“This could go down as one of the best examples of how not to run a company, short of defrauding investors,” said Buffalo attorney Matthew Pelkey of Colligan Law LLP.

Kalanick stepping down is a chance for the company to change the culture and get back on track, he said.

“Investors had grown increasingly frustrated, even speaking out against leadership of the company,” Pelkey said. “The investors recognized the need to pivot in order to move forward.”

With several top leadership positions open in the company, it presents a chance to “hit the reset button,” he said.

“The real question which will remain is whether that will be enough to change course for the entire company,” Pelkey said. “That’s what everyone, including investors, will be keeping an eye on.”

An email with questions on Uber’s arbitration agreement was not returned by the time the paper went to press.

With the arbitration clause, if drivers wanted to engage in a class-action suit against Uber for price-fixing or violations of the Fair Debt Collection Practices Act, they would be unable to do so in court, according to Heckman. The clauses have changed due to a fair amount of litigation, which has led to an opt-out clause in the arbitration agreement. The opt-out clause allows for a driver to notify the company within 30 days that they don’t want to be part of the arbitration agreement.

“That’s how they’ve gotten around a lot of the court criticisms of arbitration clauses that waive class-action relief,” she said.

The issue is that drivers don’t always know about the opt-out clause, Heckman said, adding, “The trick, of course, is that many drivers don’t realize that opt-out clause is in there, and the 30 days go by and their right to opt out has gone by the wayside.”

Another issue with arbitration is fee splitting, she said. In court, the judge isn’t paid by the parties. In arbitration, the arbitrator is.

“It can be quite expensive,” she said. “It can be up to $7,000 a day that they’re paying. It gets split between the two parties.”

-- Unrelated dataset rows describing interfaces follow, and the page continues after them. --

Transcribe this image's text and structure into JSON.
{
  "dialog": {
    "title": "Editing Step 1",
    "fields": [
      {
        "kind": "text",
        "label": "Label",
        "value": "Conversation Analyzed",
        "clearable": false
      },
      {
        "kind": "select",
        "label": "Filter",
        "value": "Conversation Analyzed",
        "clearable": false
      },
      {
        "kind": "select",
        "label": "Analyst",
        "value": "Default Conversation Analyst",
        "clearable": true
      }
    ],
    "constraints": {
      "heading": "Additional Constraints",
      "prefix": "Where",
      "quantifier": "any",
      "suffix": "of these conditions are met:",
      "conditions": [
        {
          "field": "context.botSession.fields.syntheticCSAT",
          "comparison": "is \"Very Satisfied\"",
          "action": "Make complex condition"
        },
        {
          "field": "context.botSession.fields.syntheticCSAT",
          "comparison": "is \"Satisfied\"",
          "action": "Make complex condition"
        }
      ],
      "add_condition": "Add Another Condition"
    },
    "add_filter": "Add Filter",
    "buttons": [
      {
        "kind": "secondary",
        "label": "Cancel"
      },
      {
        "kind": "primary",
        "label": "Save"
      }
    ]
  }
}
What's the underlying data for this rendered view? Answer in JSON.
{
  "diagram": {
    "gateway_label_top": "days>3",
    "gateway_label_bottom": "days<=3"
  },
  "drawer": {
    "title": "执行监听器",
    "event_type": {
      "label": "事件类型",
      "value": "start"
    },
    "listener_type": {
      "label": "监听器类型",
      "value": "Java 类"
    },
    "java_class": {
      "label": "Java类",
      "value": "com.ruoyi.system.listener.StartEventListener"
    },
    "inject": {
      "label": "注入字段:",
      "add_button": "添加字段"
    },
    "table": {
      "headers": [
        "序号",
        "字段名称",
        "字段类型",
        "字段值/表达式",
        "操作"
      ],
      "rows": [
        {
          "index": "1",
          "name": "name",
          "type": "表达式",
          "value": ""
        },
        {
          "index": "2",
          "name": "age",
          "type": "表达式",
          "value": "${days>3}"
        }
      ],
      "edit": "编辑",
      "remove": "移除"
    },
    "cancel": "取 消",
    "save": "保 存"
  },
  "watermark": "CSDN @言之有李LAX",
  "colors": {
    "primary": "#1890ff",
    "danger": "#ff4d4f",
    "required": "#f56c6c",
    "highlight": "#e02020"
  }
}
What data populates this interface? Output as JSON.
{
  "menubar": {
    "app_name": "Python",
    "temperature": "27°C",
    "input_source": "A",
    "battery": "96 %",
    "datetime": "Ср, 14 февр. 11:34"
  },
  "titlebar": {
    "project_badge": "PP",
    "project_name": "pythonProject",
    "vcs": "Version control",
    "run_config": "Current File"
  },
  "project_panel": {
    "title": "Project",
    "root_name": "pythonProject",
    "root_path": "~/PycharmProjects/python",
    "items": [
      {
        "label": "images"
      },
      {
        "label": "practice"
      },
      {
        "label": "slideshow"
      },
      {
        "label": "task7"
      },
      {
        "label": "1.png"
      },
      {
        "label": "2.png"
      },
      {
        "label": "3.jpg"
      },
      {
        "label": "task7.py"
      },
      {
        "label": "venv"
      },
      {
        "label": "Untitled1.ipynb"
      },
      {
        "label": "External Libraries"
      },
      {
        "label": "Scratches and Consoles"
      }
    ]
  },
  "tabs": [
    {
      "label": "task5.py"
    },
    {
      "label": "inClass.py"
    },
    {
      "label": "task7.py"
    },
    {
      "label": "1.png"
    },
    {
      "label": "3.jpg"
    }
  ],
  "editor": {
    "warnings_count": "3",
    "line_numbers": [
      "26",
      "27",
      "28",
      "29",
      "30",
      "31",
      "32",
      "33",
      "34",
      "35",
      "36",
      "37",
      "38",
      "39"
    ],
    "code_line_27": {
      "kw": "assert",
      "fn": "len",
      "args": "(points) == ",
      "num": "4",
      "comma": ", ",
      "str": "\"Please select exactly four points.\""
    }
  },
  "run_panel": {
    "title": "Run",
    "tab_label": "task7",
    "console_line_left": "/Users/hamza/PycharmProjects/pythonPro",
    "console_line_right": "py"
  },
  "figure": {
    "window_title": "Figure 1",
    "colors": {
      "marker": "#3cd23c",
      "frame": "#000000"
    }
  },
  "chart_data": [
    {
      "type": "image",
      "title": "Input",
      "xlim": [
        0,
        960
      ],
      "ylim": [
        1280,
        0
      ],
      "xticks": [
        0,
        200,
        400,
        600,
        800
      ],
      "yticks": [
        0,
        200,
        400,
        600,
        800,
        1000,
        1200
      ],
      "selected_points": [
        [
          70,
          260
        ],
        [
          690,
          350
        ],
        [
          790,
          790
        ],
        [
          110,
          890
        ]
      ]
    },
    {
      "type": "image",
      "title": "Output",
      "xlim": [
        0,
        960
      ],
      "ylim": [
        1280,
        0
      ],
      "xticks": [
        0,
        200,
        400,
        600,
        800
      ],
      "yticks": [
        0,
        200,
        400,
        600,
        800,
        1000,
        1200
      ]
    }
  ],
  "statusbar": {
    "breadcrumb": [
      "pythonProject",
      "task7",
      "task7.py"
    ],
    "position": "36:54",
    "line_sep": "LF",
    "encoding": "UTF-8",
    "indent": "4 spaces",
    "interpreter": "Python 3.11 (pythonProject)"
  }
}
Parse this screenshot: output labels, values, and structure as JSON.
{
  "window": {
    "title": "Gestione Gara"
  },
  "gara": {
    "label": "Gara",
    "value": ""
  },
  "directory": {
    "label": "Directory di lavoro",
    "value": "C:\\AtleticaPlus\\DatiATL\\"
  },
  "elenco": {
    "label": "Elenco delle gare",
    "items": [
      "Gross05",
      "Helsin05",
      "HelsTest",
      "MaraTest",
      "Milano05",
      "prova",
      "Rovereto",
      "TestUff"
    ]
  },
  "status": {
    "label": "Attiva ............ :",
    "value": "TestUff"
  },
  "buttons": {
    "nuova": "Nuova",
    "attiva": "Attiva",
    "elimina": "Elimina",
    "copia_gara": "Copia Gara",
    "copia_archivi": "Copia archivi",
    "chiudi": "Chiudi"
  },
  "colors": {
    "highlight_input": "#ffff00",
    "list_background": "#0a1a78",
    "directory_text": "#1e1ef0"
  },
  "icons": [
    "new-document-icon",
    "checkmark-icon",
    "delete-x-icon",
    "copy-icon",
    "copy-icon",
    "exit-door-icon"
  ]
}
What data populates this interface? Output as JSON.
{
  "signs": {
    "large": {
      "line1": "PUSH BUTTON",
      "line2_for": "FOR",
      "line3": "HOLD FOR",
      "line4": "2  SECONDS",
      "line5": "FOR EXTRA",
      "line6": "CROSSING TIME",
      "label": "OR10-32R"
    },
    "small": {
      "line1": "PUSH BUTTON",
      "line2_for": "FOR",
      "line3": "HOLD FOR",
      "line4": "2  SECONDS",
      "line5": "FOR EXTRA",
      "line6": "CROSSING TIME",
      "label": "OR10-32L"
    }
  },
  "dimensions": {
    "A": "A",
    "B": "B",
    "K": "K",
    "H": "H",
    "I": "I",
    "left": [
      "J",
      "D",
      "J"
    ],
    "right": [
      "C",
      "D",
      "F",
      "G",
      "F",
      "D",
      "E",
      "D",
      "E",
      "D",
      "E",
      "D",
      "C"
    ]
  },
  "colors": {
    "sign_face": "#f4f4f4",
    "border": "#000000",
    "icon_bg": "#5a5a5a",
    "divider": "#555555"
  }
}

For instance, if it was an Uber driver and Uber, they could split the fee for the arbitrator.

“There is an argument out there that if the fees are so high, they effectively preclude someone’s ability to litigate a claim, that it’s invalid, that the clause would be unconscionable and not enforceable,” Heckman said.

In a recent 9th circuit case, she said Uber skirted the issue by paying all the arbitration fees for that particular case.

“That issue is still out there and hasn’t been resolved,” she said.

Uber conducts its arbitration through the American Arbitration Association. Heckman is on the association’s arbitration panel.

An email with questions for the association was not returned by press time.

Heckman said there is yearly training for arbitrators, and the parties can pick who the arbitrator will be.

“They’re given access to the Triple A panel, and they can choose whoever has the best qualifications for their particular dispute,” she said. “It isn’t like it’s just spit your issue into a computer and get an answer.

There are skilled, trained people involved doing these things, just like there are skilled, trained judges doing litigation.”

A positive aspect of the arbitration agreement is that it limits expensive litigation and the need to be in court for months or years. And that’s a positive for both the drivers and the company, she said.

“It can still take six months to a year, but at least it’s not six years or 10 years or 20 years,” she said, referring to the possible length of litigation.

“The attorney’s fees would be a lot less.”

The original article can be found on the Buffalo Business First website:

http://www.bizjournals.com/buffalo/news/2017/06/26/uber-drivers-proceed-with-caution.html